Exercise directions: Every line containing the string "Operación" is to be copied from the records.
*** Opening of Data for this exercise ***
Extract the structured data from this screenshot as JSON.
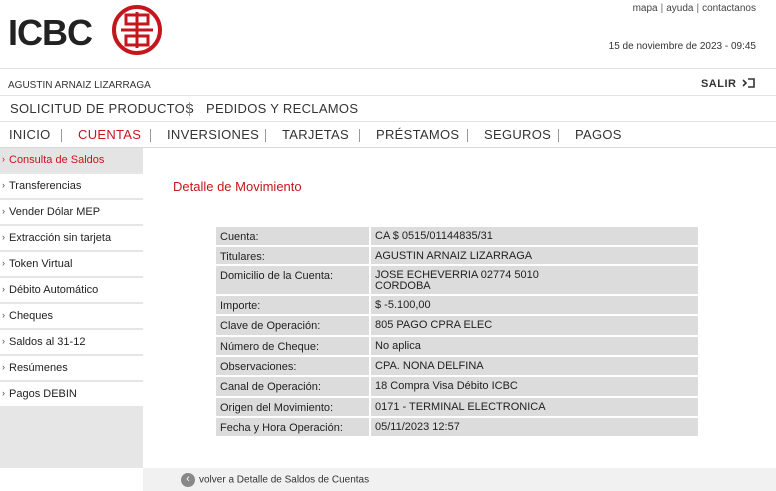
{
  "brand": {
    "name": "ICBC",
    "logo_icon": "icbc-logo-icon",
    "accent": "#c4161c"
  },
  "toplinks": [
    "mapa",
    "ayuda",
    "contactanos"
  ],
  "datetime": "15 de noviembre de 2023 - 09:45",
  "user": {
    "name": "AGUSTIN ARNAIZ LIZARRAGA",
    "logout_label": "SALIR",
    "logout_icon": "logout-icon"
  },
  "topmenu": [
    "SOLICITUD DE PRODUCTOS",
    "PEDIDOS Y RECLAMOS"
  ],
  "mainnav": [
    "INICIO",
    "CUENTAS",
    "INVERSIONES",
    "TARJETAS",
    "PRÉSTAMOS",
    "SEGUROS",
    "PAGOS"
  ],
  "sidebar": [
    "Consulta de Saldos",
    "Transferencias",
    "Vender Dólar MEP",
    "Extracción sin tarjeta",
    "Token Virtual",
    "Débito Automático",
    "Cheques",
    "Saldos al 31-12",
    "Resúmenes",
    "Pagos DEBIN"
  ],
  "detail": {
    "title": "Detalle de Movimiento",
    "rows": [
      {
        "label": "Cuenta:",
        "value": "CA $ 0515/01144835/31"
      },
      {
        "label": "Titulares:",
        "value": "AGUSTIN ARNAIZ LIZARRAGA"
      },
      {
        "label": "Domicilio de la Cuenta:",
        "value": "JOSE ECHEVERRIA 02774 5010",
        "value2": "CORDOBA"
      },
      {
        "label": "Importe:",
        "value": "$ -5.100,00"
      },
      {
        "label": "Clave de Operación:",
        "value": "805 PAGO CPRA ELEC"
      },
      {
        "label": "Número de Cheque:",
        "value": "No aplica"
      },
      {
        "label": "Observaciones:",
        "value": "CPA. NONA DELFINA"
      },
      {
        "label": "Canal de Operación:",
        "value": "18 Compra Visa Débito ICBC"
      },
      {
        "label": "Origen del Movimiento:",
        "value": "0171 - TERMINAL ELECTRONICA"
      },
      {
        "label": "Fecha y Hora Operación:",
        "value": "05/11/2023 12:57"
      }
    ]
  },
  "back": {
    "label": "volver a Detalle de Saldos de Cuentas",
    "icon": "chevron-left-icon"
  }
}
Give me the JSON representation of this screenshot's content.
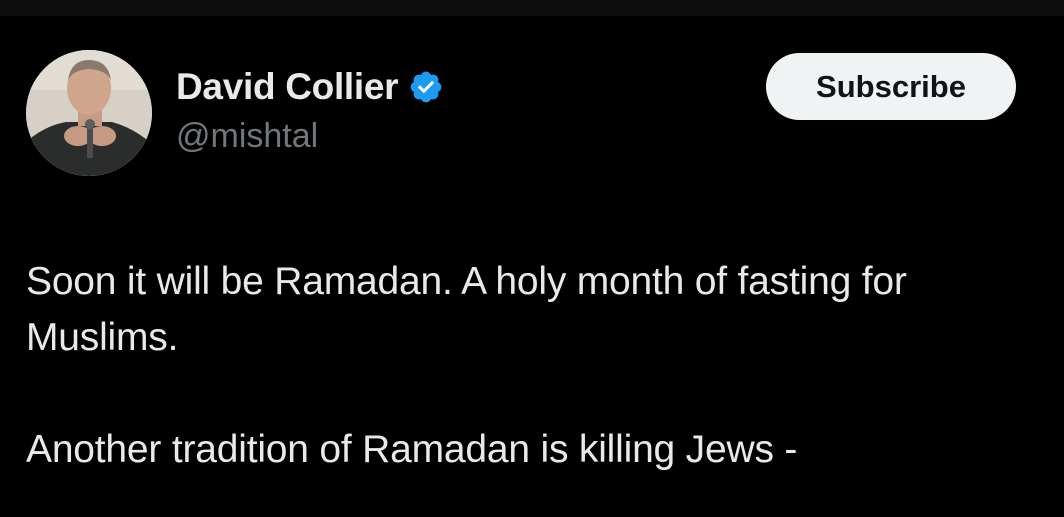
{
  "author": {
    "display_name": "David Collier",
    "handle": "@mishtal",
    "verified_icon": "verified-badge-icon",
    "avatar_icon": "avatar-photo"
  },
  "actions": {
    "subscribe_label": "Subscribe"
  },
  "tweet": {
    "paragraphs": [
      "Soon it will be Ramadan. A holy month of fasting for Muslims.",
      "Another tradition of Ramadan is killing Jews -"
    ]
  },
  "colors": {
    "background": "#000000",
    "text_primary": "#e7e9ea",
    "text_secondary": "#71767b",
    "verified_blue": "#1d9bf0",
    "button_bg": "#eff3f4",
    "button_text": "#0f1419"
  }
}
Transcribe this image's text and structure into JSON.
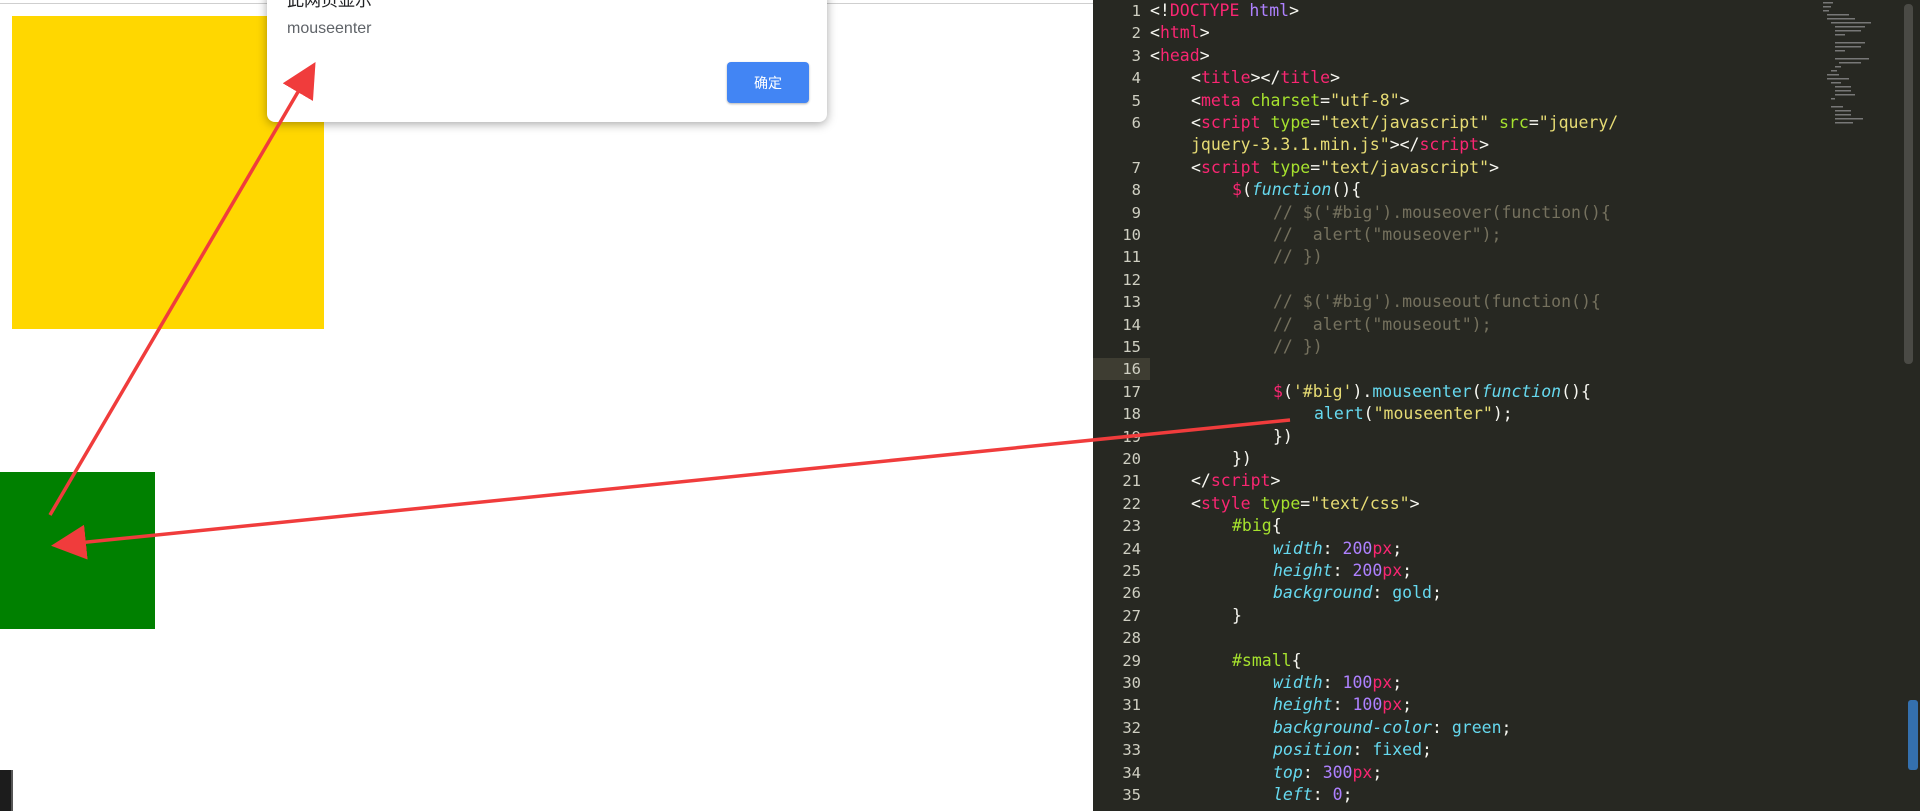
{
  "browser": {
    "dialog": {
      "title": "此网页显示",
      "message": "mouseenter",
      "ok_label": "确定"
    },
    "boxes": {
      "big": {
        "color": "#ffd700"
      },
      "small": {
        "color": "#008000"
      }
    },
    "annotation_color": "#f03c3c"
  },
  "editor": {
    "theme": {
      "background": "#272822"
    },
    "current_line": 16,
    "lines": [
      {
        "n": 1,
        "indent": 0,
        "tokens": [
          [
            "p",
            "<!"
          ],
          [
            "t",
            "DOCTYPE"
          ],
          [
            "p",
            " "
          ],
          [
            "n",
            "html"
          ],
          [
            "p",
            ">"
          ]
        ]
      },
      {
        "n": 2,
        "indent": 0,
        "tokens": [
          [
            "p",
            "<"
          ],
          [
            "t",
            "html"
          ],
          [
            "p",
            ">"
          ]
        ]
      },
      {
        "n": 3,
        "indent": 0,
        "tokens": [
          [
            "p",
            "<"
          ],
          [
            "t",
            "head"
          ],
          [
            "p",
            ">"
          ]
        ]
      },
      {
        "n": 4,
        "indent": 1,
        "tokens": [
          [
            "p",
            "<"
          ],
          [
            "t",
            "title"
          ],
          [
            "p",
            "></"
          ],
          [
            "t",
            "title"
          ],
          [
            "p",
            ">"
          ]
        ]
      },
      {
        "n": 5,
        "indent": 1,
        "tokens": [
          [
            "p",
            "<"
          ],
          [
            "t",
            "meta"
          ],
          [
            "p",
            " "
          ],
          [
            "a",
            "charset"
          ],
          [
            "p",
            "="
          ],
          [
            "s",
            "\"utf-8\""
          ],
          [
            "p",
            ">"
          ]
        ]
      },
      {
        "n": 6,
        "indent": 1,
        "tokens": [
          [
            "p",
            "<"
          ],
          [
            "t",
            "script"
          ],
          [
            "p",
            " "
          ],
          [
            "a",
            "type"
          ],
          [
            "p",
            "="
          ],
          [
            "s",
            "\"text/javascript\""
          ],
          [
            "p",
            " "
          ],
          [
            "a",
            "src"
          ],
          [
            "p",
            "="
          ],
          [
            "s",
            "\"jquery/"
          ]
        ]
      },
      {
        "n": "",
        "indent": 1,
        "tokens": [
          [
            "s",
            "jquery-3.3.1.min.js\""
          ],
          [
            "p",
            "></"
          ],
          [
            "t",
            "script"
          ],
          [
            "p",
            ">"
          ]
        ]
      },
      {
        "n": 7,
        "indent": 1,
        "tokens": [
          [
            "p",
            "<"
          ],
          [
            "t",
            "script"
          ],
          [
            "p",
            " "
          ],
          [
            "a",
            "type"
          ],
          [
            "p",
            "="
          ],
          [
            "s",
            "\"text/javascript\""
          ],
          [
            "p",
            ">"
          ]
        ]
      },
      {
        "n": 8,
        "indent": 2,
        "tokens": [
          [
            "t",
            "$"
          ],
          [
            "p",
            "("
          ],
          [
            "k",
            "function"
          ],
          [
            "p",
            "(){"
          ]
        ]
      },
      {
        "n": 9,
        "indent": 3,
        "tokens": [
          [
            "c",
            "// $('#big').mouseover(function(){"
          ]
        ]
      },
      {
        "n": 10,
        "indent": 3,
        "tokens": [
          [
            "c",
            "//  alert(\"mouseover\");"
          ]
        ]
      },
      {
        "n": 11,
        "indent": 3,
        "tokens": [
          [
            "c",
            "// })"
          ]
        ]
      },
      {
        "n": 12,
        "indent": 0,
        "tokens": []
      },
      {
        "n": 13,
        "indent": 3,
        "tokens": [
          [
            "c",
            "// $('#big').mouseout(function(){"
          ]
        ]
      },
      {
        "n": 14,
        "indent": 3,
        "tokens": [
          [
            "c",
            "//  alert(\"mouseout\");"
          ]
        ]
      },
      {
        "n": 15,
        "indent": 3,
        "tokens": [
          [
            "c",
            "// })"
          ]
        ]
      },
      {
        "n": 16,
        "indent": 0,
        "tokens": []
      },
      {
        "n": 17,
        "indent": 3,
        "tokens": [
          [
            "t",
            "$"
          ],
          [
            "p",
            "("
          ],
          [
            "s",
            "'#big'"
          ],
          [
            "p",
            ")."
          ],
          [
            "f",
            "mouseenter"
          ],
          [
            "p",
            "("
          ],
          [
            "k",
            "function"
          ],
          [
            "p",
            "(){"
          ]
        ]
      },
      {
        "n": 18,
        "indent": 4,
        "tokens": [
          [
            "f",
            "alert"
          ],
          [
            "p",
            "("
          ],
          [
            "s",
            "\"mouseenter\""
          ],
          [
            "p",
            ");"
          ]
        ]
      },
      {
        "n": 19,
        "indent": 3,
        "tokens": [
          [
            "p",
            "})"
          ]
        ]
      },
      {
        "n": 20,
        "indent": 2,
        "tokens": [
          [
            "p",
            "})"
          ]
        ]
      },
      {
        "n": 21,
        "indent": 1,
        "tokens": [
          [
            "p",
            "</"
          ],
          [
            "t",
            "script"
          ],
          [
            "p",
            ">"
          ]
        ]
      },
      {
        "n": 22,
        "indent": 1,
        "tokens": [
          [
            "p",
            "<"
          ],
          [
            "t",
            "style"
          ],
          [
            "p",
            " "
          ],
          [
            "a",
            "type"
          ],
          [
            "p",
            "="
          ],
          [
            "s",
            "\"text/css\""
          ],
          [
            "p",
            ">"
          ]
        ]
      },
      {
        "n": 23,
        "indent": 2,
        "tokens": [
          [
            "a",
            "#big"
          ],
          [
            "p",
            "{"
          ]
        ]
      },
      {
        "n": 24,
        "indent": 3,
        "tokens": [
          [
            "prop",
            "width"
          ],
          [
            "p",
            ": "
          ],
          [
            "n",
            "200"
          ],
          [
            "t",
            "px"
          ],
          [
            "p",
            ";"
          ]
        ]
      },
      {
        "n": 25,
        "indent": 3,
        "tokens": [
          [
            "prop",
            "height"
          ],
          [
            "p",
            ": "
          ],
          [
            "n",
            "200"
          ],
          [
            "t",
            "px"
          ],
          [
            "p",
            ";"
          ]
        ]
      },
      {
        "n": 26,
        "indent": 3,
        "tokens": [
          [
            "prop",
            "background"
          ],
          [
            "p",
            ": "
          ],
          [
            "v",
            "gold"
          ],
          [
            "p",
            ";"
          ]
        ]
      },
      {
        "n": 27,
        "indent": 2,
        "tokens": [
          [
            "p",
            "}"
          ]
        ]
      },
      {
        "n": 28,
        "indent": 0,
        "tokens": []
      },
      {
        "n": 29,
        "indent": 2,
        "tokens": [
          [
            "a",
            "#small"
          ],
          [
            "p",
            "{"
          ]
        ]
      },
      {
        "n": 30,
        "indent": 3,
        "tokens": [
          [
            "prop",
            "width"
          ],
          [
            "p",
            ": "
          ],
          [
            "n",
            "100"
          ],
          [
            "t",
            "px"
          ],
          [
            "p",
            ";"
          ]
        ]
      },
      {
        "n": 31,
        "indent": 3,
        "tokens": [
          [
            "prop",
            "height"
          ],
          [
            "p",
            ": "
          ],
          [
            "n",
            "100"
          ],
          [
            "t",
            "px"
          ],
          [
            "p",
            ";"
          ]
        ]
      },
      {
        "n": 32,
        "indent": 3,
        "tokens": [
          [
            "prop",
            "background-color"
          ],
          [
            "p",
            ": "
          ],
          [
            "v",
            "green"
          ],
          [
            "p",
            ";"
          ]
        ]
      },
      {
        "n": 33,
        "indent": 3,
        "tokens": [
          [
            "prop",
            "position"
          ],
          [
            "p",
            ": "
          ],
          [
            "v",
            "fixed"
          ],
          [
            "p",
            ";"
          ]
        ]
      },
      {
        "n": 34,
        "indent": 3,
        "tokens": [
          [
            "prop",
            "top"
          ],
          [
            "p",
            ": "
          ],
          [
            "n",
            "300"
          ],
          [
            "t",
            "px"
          ],
          [
            "p",
            ";"
          ]
        ]
      },
      {
        "n": 35,
        "indent": 3,
        "tokens": [
          [
            "prop",
            "left"
          ],
          [
            "p",
            ": "
          ],
          [
            "n",
            "0"
          ],
          [
            "p",
            ";"
          ]
        ]
      }
    ]
  }
}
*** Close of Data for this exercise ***
Written solution:
        "label": "Clave de Operación:",
        "label": "Canal de Operación:",
        "label": "Fecha y Hora Operación:",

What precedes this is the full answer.